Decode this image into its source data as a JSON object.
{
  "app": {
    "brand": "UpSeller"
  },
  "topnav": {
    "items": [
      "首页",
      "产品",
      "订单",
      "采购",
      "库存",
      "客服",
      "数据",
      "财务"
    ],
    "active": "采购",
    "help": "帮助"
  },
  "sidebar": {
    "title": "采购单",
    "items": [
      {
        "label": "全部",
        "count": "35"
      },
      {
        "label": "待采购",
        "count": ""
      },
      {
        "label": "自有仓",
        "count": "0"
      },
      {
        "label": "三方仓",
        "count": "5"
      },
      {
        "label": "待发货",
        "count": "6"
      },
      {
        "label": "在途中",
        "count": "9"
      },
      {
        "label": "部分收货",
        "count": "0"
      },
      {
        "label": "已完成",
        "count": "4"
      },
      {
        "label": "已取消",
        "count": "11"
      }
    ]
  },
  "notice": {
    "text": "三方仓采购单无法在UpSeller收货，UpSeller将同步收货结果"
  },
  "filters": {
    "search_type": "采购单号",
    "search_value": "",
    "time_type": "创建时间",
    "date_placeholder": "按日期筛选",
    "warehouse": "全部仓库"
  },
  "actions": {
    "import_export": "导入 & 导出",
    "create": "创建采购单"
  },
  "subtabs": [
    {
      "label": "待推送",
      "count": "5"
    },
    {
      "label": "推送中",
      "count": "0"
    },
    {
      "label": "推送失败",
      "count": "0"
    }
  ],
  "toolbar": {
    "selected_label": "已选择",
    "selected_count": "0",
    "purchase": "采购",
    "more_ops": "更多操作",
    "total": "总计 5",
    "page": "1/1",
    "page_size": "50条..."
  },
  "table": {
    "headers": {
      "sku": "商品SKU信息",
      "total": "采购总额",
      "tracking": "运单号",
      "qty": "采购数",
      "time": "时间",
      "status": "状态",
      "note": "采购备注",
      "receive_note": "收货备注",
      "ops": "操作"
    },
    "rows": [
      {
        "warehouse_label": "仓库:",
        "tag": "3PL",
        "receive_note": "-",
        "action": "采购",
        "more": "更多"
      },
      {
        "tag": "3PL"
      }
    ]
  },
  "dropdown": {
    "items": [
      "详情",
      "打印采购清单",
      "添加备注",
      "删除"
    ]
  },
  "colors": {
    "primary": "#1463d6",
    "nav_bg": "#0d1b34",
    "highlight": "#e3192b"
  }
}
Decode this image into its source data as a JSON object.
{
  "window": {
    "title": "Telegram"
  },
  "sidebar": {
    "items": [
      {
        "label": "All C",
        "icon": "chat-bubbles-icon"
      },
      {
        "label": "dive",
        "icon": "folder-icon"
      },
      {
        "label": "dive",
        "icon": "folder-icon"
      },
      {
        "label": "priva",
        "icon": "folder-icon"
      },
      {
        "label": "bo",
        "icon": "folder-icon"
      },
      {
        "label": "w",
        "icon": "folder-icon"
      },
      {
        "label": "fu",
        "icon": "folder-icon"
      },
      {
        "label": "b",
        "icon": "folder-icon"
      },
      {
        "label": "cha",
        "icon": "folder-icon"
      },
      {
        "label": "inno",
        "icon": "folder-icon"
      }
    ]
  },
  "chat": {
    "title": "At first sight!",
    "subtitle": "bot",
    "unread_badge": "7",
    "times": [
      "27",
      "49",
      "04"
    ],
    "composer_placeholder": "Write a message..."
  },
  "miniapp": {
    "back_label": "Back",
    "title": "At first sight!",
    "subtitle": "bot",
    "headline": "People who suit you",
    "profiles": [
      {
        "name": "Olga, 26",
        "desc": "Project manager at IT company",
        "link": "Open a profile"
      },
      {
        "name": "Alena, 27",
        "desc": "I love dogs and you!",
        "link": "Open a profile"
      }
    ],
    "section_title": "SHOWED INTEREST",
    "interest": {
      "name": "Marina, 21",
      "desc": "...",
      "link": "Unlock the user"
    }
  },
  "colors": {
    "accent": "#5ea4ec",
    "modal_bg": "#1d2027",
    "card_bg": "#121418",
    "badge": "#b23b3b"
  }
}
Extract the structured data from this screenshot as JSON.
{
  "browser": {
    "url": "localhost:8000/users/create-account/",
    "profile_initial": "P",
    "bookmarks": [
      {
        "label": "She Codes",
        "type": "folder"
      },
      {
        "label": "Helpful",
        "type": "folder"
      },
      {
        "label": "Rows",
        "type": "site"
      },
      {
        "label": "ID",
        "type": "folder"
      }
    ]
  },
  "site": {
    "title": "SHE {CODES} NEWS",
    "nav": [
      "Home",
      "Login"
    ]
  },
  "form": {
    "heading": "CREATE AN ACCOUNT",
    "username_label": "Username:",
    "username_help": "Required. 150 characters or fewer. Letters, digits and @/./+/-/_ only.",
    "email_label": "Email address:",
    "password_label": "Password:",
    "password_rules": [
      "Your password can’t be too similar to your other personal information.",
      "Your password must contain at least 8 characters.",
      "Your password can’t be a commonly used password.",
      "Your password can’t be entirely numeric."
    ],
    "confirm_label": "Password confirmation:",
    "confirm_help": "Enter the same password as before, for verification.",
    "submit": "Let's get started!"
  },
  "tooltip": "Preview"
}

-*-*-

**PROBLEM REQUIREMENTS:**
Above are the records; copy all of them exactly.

**RESULT:**
Decode this image into its source data as a JSON object.
{
  "app": {
    "brand": "UpSeller"
  },
  "topnav": {
    "items": [
      "首页",
      "产品",
      "订单",
      "采购",
      "库存",
      "客服",
      "数据",
      "财务"
    ],
    "active": "采购",
    "help": "帮助"
  },
  "sidebar": {
    "title": "采购单",
    "items": [
      {
        "label": "全部",
        "count": "35"
      },
      {
        "label": "待采购",
        "count": ""
      },
      {
        "label": "自有仓",
        "count": "0"
      },
      {
        "label": "三方仓",
        "count": "5"
      },
      {
        "label": "待发货",
        "count": "6"
      },
      {
        "label": "在途中",
        "count": "9"
      },
      {
        "label": "部分收货",
        "count": "0"
      },
      {
        "label": "已完成",
        "count": "4"
      },
      {
        "label": "已取消",
        "count": "11"
      }
    ]
  },
  "notice": {
    "text": "三方仓采购单无法在UpSeller收货，UpSeller将同步收货结果"
  },
  "filters": {
    "search_type": "采购单号",
    "search_value": "",
    "time_type": "创建时间",
    "date_placeholder": "按日期筛选",
    "warehouse": "全部仓库"
  },
  "actions": {
    "import_export": "导入 & 导出",
    "create": "创建采购单"
  },
  "subtabs": [
    {
      "label": "待推送",
      "count": "5"
    },
    {
      "label": "推送中",
      "count": "0"
    },
    {
      "label": "推送失败",
      "count": "0"
    }
  ],
  "toolbar": {
    "selected_label": "已选择",
    "selected_count": "0",
    "purchase": "采购",
    "more_ops": "更多操作",
    "total": "总计 5",
    "page": "1/1",
    "page_size": "50条..."
  },
  "table": {
    "headers": {
      "sku": "商品SKU信息",
      "total": "采购总额",
      "tracking": "运单号",
      "qty": "采购数",
      "time": "时间",
      "status": "状态",
      "note": "采购备注",
      "receive_note": "收货备注",
      "ops": "操作"
    },
    "rows": [
      {
        "warehouse_label": "仓库:",
        "tag": "3PL",
        "receive_note": "-",
        "action": "采购",
        "more": "更多"
      },
      {
        "tag": "3PL"
      }
    ]
  },
  "dropdown": {
    "items": [
      "详情",
      "打印采购清单",
      "添加备注",
      "删除"
    ]
  },
  "colors": {
    "primary": "#1463d6",
    "nav_bg": "#0d1b34",
    "highlight": "#e3192b"
  }
}
Decode this image into its source data as a JSON object.
{
  "window": {
    "title": "Telegram"
  },
  "sidebar": {
    "items": [
      {
        "label": "All C",
        "icon": "chat-bubbles-icon"
      },
      {
        "label": "dive",
        "icon": "folder-icon"
      },
      {
        "label": "dive",
        "icon": "folder-icon"
      },
      {
        "label": "priva",
        "icon": "folder-icon"
      },
      {
        "label": "bo",
        "icon": "folder-icon"
      },
      {
        "label": "w",
        "icon": "folder-icon"
      },
      {
        "label": "fu",
        "icon": "folder-icon"
      },
      {
        "label": "b",
        "icon": "folder-icon"
      },
      {
        "label": "cha",
        "icon": "folder-icon"
      },
      {
        "label": "inno",
        "icon": "folder-icon"
      }
    ]
  },
  "chat": {
    "title": "At first sight!",
    "subtitle": "bot",
    "unread_badge": "7",
    "times": [
      "27",
      "49",
      "04"
    ],
    "composer_placeholder": "Write a message..."
  },
  "miniapp": {
    "back_label": "Back",
    "title": "At first sight!",
    "subtitle": "bot",
    "headline": "People who suit you",
    "profiles": [
      {
        "name": "Olga, 26",
        "desc": "Project manager at IT company",
        "link": "Open a profile"
      },
      {
        "name": "Alena, 27",
        "desc": "I love dogs and you!",
        "link": "Open a profile"
      }
    ],
    "section_title": "SHOWED INTEREST",
    "interest": {
      "name": "Marina, 21",
      "desc": "...",
      "link": "Unlock the user"
    }
  },
  "colors": {
    "accent": "#5ea4ec",
    "modal_bg": "#1d2027",
    "card_bg": "#121418",
    "badge": "#b23b3b"
  }
}
Extract the structured data from this screenshot as JSON.
{
  "browser": {
    "url": "localhost:8000/users/create-account/",
    "profile_initial": "P",
    "bookmarks": [
      {
        "label": "She Codes",
        "type": "folder"
      },
      {
        "label": "Helpful",
        "type": "folder"
      },
      {
        "label": "Rows",
        "type": "site"
      },
      {
        "label": "ID",
        "type": "folder"
      }
    ]
  },
  "site": {
    "title": "SHE {CODES} NEWS",
    "nav": [
      "Home",
      "Login"
    ]
  },
  "form": {
    "heading": "CREATE AN ACCOUNT",
    "username_label": "Username:",
    "username_help": "Required. 150 characters or fewer. Letters, digits and @/./+/-/_ only.",
    "email_label": "Email address:",
    "password_label": "Password:",
    "password_rules": [
      "Your password can’t be too similar to your other personal information.",
      "Your password must contain at least 8 characters.",
      "Your password can’t be a commonly used password.",
      "Your password can’t be entirely numeric."
    ],
    "confirm_label": "Password confirmation:",
    "confirm_help": "Enter the same password as before, for verification.",
    "submit": "Let's get started!"
  },
  "tooltip": "Preview"
}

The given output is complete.